* [Task details]: In the material below, list every line carrying the string "Jobs".

════

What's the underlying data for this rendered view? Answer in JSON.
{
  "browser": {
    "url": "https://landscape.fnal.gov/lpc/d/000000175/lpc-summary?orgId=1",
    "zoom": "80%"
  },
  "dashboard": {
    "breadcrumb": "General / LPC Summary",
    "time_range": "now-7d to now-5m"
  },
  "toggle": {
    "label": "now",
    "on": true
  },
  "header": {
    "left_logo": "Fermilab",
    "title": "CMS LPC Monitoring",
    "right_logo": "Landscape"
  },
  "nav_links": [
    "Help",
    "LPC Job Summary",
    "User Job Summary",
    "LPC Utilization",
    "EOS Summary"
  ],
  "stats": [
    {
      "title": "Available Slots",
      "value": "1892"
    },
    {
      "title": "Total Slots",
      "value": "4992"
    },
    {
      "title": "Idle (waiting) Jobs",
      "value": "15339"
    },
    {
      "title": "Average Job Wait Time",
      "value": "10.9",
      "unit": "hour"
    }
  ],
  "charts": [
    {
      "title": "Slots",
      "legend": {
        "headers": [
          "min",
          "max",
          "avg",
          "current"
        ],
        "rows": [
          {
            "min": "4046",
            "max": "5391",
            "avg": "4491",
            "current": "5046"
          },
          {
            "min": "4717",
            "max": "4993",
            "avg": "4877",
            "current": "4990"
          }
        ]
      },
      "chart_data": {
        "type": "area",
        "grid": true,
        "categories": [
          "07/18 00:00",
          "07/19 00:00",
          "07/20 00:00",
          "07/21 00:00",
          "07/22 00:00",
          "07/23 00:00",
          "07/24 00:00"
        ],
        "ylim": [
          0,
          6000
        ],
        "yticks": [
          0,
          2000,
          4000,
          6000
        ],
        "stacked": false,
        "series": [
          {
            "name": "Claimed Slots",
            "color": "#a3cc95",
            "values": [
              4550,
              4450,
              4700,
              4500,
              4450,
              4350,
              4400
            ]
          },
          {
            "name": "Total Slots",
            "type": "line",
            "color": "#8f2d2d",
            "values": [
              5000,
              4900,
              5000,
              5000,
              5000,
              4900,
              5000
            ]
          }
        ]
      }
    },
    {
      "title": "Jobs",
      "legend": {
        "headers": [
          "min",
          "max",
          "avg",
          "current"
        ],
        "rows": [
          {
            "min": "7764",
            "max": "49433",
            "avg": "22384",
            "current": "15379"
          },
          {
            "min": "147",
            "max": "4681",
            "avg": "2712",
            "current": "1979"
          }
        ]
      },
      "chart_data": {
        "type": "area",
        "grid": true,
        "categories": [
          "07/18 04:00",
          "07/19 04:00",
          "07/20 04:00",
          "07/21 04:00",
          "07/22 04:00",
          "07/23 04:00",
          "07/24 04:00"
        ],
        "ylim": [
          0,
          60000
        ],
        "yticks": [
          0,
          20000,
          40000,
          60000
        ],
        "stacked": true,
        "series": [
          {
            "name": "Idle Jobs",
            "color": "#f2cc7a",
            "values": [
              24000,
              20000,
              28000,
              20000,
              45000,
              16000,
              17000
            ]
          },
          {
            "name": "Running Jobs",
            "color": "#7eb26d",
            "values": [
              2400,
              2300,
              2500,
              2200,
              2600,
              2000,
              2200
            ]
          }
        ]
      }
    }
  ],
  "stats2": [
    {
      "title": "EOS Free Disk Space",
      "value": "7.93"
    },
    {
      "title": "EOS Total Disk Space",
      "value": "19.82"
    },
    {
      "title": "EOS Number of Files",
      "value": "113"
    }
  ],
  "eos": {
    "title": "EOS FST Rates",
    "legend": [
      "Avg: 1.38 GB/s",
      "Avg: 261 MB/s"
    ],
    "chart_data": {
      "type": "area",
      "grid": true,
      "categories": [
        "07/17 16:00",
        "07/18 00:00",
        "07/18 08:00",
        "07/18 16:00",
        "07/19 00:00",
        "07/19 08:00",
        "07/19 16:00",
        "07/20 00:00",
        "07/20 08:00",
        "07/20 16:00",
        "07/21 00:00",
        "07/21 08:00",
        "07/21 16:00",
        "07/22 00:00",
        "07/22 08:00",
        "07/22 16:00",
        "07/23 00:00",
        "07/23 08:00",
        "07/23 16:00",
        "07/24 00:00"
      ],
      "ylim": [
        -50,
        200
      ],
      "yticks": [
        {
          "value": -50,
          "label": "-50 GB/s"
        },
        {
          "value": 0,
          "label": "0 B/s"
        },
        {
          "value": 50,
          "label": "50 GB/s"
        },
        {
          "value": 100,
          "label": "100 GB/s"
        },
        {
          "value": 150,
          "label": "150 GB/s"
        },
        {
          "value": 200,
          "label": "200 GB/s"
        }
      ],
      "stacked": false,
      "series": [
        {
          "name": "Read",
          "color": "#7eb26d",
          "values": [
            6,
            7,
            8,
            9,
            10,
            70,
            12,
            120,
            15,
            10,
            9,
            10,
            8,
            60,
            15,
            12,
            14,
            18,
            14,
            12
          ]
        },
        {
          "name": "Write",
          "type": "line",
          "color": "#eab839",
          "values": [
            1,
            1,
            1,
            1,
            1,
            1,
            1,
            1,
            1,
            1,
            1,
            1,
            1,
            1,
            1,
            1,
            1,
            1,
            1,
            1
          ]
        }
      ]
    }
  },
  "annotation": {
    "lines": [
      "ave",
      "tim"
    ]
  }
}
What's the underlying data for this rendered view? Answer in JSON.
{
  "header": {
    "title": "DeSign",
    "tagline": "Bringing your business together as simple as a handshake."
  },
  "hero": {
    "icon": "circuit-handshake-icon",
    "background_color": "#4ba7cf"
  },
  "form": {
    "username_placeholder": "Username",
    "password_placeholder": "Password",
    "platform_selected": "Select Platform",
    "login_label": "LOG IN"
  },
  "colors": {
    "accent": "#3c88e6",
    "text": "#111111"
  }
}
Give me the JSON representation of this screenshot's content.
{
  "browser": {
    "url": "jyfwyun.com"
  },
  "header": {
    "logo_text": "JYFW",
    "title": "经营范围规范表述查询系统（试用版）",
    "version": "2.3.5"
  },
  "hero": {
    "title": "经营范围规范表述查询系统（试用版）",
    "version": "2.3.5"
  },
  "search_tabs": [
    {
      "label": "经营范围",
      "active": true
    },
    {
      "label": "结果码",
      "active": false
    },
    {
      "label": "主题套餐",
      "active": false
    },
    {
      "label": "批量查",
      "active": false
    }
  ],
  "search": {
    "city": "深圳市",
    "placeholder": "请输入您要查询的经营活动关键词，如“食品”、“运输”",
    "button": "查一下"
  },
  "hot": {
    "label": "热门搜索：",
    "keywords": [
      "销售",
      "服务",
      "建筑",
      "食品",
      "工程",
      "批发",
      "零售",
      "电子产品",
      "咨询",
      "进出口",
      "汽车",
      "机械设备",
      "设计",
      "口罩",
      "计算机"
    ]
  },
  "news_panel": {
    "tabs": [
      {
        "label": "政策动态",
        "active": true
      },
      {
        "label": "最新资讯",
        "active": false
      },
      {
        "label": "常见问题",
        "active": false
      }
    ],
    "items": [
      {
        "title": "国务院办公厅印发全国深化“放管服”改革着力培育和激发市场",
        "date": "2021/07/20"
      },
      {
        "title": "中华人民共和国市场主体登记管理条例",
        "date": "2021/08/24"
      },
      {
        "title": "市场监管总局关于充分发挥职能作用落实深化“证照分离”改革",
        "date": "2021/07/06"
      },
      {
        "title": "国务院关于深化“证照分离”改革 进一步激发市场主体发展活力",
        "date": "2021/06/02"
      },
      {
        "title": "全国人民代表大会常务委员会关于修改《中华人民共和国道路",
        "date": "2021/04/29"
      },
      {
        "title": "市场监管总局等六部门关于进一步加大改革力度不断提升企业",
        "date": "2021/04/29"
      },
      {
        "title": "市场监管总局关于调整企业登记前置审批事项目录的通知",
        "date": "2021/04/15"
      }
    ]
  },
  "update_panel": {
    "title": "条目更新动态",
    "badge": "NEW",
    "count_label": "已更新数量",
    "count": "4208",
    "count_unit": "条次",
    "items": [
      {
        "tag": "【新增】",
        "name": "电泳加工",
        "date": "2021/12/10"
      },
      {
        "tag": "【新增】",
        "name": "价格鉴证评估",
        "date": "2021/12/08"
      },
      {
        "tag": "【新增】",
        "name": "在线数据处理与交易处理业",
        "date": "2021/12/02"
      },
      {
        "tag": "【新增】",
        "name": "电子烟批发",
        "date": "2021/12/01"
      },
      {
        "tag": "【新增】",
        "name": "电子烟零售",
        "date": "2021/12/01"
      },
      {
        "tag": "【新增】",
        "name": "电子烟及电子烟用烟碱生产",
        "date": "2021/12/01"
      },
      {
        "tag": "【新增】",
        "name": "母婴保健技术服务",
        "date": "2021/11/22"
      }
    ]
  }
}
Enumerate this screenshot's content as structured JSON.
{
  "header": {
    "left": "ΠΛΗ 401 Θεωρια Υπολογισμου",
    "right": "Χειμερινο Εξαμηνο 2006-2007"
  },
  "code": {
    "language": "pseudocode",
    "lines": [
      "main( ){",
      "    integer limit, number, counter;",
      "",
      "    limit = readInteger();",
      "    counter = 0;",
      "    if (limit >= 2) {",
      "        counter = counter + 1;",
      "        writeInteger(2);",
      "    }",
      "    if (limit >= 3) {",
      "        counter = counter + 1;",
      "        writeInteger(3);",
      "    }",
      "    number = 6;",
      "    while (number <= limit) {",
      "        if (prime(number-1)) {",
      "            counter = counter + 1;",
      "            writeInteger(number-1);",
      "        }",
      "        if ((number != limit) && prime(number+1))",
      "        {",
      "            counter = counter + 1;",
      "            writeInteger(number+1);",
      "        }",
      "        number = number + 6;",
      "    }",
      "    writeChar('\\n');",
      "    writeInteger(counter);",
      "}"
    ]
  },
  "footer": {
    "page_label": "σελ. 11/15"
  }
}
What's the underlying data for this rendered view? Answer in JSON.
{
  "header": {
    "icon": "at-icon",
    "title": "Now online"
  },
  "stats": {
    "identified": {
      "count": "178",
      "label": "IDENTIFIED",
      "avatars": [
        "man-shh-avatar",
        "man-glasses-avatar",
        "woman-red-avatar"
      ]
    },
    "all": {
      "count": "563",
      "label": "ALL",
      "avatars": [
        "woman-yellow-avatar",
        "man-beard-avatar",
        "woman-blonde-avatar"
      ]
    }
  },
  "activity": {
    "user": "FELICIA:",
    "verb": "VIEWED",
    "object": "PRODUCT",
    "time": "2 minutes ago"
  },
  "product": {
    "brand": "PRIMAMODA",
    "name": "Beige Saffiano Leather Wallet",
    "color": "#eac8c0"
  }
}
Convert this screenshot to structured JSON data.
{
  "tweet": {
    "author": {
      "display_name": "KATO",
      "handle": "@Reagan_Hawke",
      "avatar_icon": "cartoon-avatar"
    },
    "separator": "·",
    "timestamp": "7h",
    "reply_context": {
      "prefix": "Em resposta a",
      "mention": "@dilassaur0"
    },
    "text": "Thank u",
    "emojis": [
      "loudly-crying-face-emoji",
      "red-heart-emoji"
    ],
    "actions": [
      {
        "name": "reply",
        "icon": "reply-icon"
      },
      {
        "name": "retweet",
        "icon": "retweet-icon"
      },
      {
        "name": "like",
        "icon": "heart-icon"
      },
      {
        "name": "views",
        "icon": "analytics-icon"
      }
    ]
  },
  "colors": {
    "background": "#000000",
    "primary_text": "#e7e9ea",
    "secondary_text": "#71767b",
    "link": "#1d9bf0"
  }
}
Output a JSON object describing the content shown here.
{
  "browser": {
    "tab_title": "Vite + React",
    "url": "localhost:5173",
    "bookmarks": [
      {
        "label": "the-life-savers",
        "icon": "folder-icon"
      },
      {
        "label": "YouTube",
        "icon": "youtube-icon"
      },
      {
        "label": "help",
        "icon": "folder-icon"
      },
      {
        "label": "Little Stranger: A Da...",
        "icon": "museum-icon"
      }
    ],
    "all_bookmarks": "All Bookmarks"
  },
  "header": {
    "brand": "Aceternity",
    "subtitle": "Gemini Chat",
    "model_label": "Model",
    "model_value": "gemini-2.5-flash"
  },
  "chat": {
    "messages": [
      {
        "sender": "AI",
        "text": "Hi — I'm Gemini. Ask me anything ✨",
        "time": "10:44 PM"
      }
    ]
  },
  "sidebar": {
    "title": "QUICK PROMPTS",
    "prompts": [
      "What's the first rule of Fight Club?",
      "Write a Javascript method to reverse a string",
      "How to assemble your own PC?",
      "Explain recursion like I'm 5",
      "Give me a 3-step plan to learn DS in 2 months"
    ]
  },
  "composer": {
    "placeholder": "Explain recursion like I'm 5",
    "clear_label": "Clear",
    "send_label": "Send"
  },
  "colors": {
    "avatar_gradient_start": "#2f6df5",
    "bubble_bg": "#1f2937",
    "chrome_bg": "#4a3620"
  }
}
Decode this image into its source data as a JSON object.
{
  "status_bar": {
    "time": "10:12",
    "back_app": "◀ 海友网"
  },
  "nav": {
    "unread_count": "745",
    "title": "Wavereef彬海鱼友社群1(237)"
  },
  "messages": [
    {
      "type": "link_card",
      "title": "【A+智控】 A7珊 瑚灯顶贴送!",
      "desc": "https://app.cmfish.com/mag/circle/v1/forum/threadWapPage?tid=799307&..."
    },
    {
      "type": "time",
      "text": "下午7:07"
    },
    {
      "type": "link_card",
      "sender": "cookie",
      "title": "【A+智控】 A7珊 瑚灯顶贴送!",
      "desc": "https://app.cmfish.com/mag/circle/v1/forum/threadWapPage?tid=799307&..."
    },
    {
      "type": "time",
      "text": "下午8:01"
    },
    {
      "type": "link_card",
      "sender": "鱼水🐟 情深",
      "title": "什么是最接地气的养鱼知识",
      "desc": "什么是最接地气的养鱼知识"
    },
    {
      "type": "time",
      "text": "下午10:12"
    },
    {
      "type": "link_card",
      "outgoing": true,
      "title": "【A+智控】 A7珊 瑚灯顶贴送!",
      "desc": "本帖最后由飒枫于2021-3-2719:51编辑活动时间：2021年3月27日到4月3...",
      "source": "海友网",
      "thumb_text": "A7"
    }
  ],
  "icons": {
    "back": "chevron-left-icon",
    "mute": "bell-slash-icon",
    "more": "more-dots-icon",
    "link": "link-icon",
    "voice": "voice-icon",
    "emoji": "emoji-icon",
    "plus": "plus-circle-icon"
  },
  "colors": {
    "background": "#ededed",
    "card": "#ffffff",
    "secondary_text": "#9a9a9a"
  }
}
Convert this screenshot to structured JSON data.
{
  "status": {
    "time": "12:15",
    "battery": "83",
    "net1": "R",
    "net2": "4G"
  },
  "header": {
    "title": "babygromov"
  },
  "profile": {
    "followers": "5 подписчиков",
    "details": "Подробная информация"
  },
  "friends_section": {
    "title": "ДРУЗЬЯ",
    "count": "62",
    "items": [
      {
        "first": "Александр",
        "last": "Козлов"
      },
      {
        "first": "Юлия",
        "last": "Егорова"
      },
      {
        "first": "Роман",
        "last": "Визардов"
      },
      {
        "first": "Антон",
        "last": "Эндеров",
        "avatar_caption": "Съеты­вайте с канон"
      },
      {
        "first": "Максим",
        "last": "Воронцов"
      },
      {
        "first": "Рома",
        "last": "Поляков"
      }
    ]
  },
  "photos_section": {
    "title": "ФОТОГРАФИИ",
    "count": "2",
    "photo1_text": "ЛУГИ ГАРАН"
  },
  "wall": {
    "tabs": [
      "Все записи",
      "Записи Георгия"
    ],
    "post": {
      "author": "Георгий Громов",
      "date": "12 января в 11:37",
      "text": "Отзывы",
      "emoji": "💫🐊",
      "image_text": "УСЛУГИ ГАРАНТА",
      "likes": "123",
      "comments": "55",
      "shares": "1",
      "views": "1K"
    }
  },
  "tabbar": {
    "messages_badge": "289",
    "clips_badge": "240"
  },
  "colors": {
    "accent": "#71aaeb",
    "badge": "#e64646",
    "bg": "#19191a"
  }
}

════

* [Task response]:
      "title": "Idle (waiting) Jobs",
      "title": "Jobs",
            "name": "Idle Jobs",
            "name": "Running Jobs",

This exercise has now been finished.